Without going into detail about the answers to all 14 questions (the complete answers can be found at http://www.sciencedebate2008.com/www/index.php?id=42), we’ll point to major themes that emerge from McCain’s answers.
Senator McCain twice invokes his career as a Navy officer in the course of 14 answers. In one case, he points out the dependence of military personnel on science and technology, and in the other he cites his Navy career in calling for better scientific understanding of the oceans, especially their role in climate change. He strongly supports nuclear power as an answer to our dependence on fossil fuels: he promises to put the country on track to build 45 new reactors by 2030.
He is also committed to exploring other ways to produce the increasing amount of energy the country will need, such as investing $2 billion a year for the next 15 years on clean coal technologies, and a $5,000 tax credit annually for any American who buys a zero-emission car. He will establish a $300 million prize–$1 for each American–for the development of a battery package that will essentially replace the gasoline engine.
McCain believes that education in science, mathematics, engineering, and technology (STEM) is the key to maintaining our ability to compete in the global economy. He will not only promote student achievement in STEM, but will also provide incentive bonuses to teachers. A competitive grant program, funded with $250 millions, will expand online education in STEM.
McCain cites his experience as chair of the Senate Commerce, Science, and Transportation Committee when he endorses the commercial space industry. He sees space exploration as a national priority and wants to maximize the research and commercial possibilities of the space station’s laboratory.

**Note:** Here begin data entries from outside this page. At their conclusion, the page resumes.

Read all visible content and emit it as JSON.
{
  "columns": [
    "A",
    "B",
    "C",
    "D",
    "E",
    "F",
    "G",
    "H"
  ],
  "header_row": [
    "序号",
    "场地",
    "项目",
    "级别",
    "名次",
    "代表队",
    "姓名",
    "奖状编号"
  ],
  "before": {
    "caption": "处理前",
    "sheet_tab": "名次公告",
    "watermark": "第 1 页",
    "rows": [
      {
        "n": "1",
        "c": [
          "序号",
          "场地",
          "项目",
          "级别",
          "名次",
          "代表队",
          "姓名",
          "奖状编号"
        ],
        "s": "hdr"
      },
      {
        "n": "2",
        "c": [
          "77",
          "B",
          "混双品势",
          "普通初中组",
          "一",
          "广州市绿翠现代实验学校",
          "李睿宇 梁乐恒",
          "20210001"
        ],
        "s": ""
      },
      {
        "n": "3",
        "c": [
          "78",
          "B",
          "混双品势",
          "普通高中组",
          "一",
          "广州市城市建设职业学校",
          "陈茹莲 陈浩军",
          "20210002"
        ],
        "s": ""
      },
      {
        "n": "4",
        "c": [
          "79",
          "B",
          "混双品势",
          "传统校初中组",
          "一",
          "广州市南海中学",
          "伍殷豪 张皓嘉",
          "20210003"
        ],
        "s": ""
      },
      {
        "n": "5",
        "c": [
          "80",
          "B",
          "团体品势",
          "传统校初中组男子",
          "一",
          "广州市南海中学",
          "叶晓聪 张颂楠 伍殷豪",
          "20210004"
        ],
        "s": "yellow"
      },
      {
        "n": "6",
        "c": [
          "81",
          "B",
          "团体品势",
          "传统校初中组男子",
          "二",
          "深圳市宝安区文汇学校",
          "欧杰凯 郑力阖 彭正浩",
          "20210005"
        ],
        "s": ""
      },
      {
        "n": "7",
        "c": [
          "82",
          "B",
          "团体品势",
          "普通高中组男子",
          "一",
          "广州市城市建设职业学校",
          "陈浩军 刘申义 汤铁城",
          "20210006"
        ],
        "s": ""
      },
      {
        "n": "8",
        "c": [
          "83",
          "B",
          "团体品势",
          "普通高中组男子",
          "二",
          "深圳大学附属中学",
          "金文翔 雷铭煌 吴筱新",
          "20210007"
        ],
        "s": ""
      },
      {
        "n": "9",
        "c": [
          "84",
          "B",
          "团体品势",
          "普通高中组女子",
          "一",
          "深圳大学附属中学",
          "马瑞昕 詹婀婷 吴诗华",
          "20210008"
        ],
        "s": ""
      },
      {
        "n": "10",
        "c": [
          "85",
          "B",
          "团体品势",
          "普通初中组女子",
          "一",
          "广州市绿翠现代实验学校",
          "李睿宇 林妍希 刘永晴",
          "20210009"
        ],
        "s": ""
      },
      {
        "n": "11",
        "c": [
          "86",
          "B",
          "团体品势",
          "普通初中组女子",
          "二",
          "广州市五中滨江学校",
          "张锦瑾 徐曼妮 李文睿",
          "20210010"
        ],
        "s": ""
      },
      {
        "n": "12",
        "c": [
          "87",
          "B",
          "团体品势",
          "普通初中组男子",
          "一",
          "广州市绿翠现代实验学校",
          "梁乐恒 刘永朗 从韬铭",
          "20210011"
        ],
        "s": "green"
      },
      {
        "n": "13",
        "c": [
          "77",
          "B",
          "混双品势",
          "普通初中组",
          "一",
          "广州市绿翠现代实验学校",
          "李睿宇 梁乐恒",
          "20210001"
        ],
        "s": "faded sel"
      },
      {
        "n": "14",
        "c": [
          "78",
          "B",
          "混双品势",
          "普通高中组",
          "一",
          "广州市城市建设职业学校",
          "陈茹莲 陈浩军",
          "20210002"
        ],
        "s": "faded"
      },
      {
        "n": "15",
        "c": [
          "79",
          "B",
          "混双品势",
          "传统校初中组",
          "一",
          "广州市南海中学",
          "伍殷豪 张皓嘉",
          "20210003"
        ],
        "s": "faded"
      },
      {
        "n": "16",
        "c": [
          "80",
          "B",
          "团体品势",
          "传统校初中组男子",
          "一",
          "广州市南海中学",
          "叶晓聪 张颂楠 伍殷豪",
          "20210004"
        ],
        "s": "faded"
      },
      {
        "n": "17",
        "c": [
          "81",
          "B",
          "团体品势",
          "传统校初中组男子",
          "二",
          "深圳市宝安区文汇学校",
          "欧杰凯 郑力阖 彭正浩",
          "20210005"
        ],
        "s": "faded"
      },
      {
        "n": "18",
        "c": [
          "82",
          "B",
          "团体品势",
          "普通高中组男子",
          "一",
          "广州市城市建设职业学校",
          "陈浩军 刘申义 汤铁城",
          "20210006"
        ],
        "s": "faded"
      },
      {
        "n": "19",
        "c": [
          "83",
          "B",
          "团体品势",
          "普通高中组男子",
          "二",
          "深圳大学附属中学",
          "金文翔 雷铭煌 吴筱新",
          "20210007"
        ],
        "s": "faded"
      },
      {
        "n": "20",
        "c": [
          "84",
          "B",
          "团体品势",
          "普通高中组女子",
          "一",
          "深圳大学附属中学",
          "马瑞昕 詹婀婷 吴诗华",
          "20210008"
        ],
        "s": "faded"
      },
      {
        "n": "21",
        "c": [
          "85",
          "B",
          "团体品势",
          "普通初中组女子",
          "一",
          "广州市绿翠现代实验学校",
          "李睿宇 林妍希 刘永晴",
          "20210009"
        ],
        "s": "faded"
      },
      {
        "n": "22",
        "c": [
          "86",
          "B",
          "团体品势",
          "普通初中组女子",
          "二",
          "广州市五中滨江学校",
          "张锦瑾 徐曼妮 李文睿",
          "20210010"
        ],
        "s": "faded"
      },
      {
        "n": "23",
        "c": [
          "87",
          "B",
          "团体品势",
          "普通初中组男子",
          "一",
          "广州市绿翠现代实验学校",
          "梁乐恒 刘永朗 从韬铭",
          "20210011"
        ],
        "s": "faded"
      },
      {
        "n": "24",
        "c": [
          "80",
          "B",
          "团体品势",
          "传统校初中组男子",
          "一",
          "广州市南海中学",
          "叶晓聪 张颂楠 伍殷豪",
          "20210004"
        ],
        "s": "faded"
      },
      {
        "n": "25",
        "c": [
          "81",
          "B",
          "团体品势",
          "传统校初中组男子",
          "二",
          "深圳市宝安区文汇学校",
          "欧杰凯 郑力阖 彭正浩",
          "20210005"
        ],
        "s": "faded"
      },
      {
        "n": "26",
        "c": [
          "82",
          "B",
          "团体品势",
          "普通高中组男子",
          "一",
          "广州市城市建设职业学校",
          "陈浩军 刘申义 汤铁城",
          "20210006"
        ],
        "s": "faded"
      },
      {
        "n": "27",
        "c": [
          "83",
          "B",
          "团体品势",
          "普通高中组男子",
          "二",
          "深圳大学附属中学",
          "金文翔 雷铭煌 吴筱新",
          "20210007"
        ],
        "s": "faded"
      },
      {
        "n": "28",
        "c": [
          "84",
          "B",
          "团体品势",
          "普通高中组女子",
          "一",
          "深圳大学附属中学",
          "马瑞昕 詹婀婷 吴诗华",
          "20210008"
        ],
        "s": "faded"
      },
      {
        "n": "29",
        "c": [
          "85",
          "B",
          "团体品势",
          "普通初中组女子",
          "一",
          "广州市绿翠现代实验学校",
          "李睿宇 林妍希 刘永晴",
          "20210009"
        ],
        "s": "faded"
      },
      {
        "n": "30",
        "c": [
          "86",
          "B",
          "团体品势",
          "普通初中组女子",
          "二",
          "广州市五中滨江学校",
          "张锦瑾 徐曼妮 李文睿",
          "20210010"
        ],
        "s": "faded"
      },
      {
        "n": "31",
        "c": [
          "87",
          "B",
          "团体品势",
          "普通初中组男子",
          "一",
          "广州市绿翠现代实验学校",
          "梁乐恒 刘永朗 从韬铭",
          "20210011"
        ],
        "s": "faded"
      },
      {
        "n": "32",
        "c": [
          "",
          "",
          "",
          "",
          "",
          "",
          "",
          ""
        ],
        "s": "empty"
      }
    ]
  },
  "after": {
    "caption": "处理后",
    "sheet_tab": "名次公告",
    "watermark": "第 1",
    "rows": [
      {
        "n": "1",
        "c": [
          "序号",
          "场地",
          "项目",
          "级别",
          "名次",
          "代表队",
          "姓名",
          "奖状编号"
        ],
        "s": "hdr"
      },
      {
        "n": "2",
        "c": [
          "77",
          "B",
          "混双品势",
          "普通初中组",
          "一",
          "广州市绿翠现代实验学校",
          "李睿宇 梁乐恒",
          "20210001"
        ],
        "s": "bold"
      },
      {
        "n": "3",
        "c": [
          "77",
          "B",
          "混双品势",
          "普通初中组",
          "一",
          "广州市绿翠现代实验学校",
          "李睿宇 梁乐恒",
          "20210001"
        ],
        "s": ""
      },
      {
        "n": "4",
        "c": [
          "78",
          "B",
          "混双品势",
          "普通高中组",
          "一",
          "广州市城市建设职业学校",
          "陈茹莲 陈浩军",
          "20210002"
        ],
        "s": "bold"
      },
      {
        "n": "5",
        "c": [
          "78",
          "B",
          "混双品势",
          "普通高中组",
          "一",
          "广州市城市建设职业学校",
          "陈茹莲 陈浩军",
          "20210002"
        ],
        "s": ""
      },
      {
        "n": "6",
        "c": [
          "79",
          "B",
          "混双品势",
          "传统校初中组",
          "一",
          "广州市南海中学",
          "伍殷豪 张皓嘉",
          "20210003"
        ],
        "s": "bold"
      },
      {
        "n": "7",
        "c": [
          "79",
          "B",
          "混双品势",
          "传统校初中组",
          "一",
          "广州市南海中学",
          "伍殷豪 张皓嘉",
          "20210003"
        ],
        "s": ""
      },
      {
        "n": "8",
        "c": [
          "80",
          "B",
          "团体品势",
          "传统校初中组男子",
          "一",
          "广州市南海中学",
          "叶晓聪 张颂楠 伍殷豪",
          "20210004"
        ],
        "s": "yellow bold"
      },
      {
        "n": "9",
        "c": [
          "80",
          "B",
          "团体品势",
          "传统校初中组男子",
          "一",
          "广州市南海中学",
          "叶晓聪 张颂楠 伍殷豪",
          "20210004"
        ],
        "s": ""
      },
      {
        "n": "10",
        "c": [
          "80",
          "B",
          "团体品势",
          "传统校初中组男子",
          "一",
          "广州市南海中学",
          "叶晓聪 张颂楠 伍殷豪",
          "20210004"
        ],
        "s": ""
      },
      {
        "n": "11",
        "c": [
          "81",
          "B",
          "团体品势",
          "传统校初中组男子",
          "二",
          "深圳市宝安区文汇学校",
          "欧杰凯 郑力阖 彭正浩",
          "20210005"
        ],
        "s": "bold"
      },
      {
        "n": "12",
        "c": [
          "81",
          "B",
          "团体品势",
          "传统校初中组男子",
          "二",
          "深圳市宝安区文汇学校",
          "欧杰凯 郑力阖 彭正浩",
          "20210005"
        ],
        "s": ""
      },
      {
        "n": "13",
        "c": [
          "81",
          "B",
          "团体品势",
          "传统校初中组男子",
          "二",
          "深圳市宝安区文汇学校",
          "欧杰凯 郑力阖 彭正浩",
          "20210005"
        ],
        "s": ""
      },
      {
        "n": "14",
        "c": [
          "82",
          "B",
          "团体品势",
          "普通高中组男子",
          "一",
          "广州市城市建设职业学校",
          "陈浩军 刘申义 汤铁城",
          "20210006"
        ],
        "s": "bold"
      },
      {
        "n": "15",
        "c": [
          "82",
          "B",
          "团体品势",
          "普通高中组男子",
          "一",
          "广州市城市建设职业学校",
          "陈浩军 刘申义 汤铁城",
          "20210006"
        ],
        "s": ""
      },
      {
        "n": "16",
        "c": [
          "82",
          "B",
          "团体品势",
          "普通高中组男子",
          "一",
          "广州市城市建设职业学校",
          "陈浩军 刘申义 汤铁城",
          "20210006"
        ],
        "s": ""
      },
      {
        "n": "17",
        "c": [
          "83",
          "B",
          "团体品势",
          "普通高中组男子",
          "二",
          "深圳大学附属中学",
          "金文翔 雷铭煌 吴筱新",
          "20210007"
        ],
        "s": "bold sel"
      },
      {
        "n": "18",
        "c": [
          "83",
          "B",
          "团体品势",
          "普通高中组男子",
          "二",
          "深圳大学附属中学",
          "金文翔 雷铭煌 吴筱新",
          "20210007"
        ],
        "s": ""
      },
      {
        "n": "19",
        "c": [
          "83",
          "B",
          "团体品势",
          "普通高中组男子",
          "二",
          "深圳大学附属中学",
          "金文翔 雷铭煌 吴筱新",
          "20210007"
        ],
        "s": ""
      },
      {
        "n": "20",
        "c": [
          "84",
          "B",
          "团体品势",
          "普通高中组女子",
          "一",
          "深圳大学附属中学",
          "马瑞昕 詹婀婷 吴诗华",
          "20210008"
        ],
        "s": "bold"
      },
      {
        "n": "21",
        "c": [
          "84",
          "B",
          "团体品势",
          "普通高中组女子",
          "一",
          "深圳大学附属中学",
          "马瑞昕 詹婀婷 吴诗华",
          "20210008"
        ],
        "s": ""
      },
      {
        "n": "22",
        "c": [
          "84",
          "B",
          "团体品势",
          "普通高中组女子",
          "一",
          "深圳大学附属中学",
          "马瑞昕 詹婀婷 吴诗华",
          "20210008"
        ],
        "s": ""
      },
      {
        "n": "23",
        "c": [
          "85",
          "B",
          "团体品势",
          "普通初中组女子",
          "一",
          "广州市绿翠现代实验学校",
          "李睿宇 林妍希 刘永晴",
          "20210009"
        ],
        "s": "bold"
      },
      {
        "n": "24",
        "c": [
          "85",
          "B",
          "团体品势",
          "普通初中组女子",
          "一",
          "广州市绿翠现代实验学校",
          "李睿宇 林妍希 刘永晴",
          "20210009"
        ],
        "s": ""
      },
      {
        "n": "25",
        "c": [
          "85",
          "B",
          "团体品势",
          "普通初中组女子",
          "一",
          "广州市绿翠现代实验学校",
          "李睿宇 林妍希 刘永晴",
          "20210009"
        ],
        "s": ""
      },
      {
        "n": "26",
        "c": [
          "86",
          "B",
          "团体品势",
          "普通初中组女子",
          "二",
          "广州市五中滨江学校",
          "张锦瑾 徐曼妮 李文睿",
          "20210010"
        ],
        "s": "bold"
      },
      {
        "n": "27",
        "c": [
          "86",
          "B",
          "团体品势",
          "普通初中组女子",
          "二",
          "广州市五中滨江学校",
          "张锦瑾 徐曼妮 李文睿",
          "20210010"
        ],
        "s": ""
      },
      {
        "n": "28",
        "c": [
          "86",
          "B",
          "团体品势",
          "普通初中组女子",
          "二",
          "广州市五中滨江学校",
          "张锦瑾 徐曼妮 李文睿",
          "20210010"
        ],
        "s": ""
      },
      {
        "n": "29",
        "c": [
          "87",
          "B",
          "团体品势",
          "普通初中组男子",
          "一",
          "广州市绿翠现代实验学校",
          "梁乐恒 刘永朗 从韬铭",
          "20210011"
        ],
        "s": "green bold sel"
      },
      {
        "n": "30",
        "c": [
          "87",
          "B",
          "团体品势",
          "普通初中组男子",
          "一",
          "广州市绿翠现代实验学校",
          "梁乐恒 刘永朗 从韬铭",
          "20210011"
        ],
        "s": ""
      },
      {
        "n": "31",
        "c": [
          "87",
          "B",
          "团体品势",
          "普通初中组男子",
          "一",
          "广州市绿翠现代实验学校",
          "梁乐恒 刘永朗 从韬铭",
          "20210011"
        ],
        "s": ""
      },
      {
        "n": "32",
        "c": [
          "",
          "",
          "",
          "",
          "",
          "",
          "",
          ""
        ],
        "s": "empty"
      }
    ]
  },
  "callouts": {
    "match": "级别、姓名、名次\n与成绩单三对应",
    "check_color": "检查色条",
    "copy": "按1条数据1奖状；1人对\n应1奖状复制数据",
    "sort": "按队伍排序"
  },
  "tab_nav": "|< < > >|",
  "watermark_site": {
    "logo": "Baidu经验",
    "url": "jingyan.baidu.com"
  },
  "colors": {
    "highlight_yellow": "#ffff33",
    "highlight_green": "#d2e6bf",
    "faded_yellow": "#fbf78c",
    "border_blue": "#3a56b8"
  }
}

While supporting federal funding for embryonic stem cell research, he will refuse “to sacrifice moral values and ethical principles for the sake of scientific progress.” He believes that the major concern with the American health care system is that it costs too much, and that the appropriate use of technology will reduce costs.
In general, McCain supports science education, scientific research and the development of technology to implement a “global competitive agenda,” involving business and industry as partners with the U.S. government.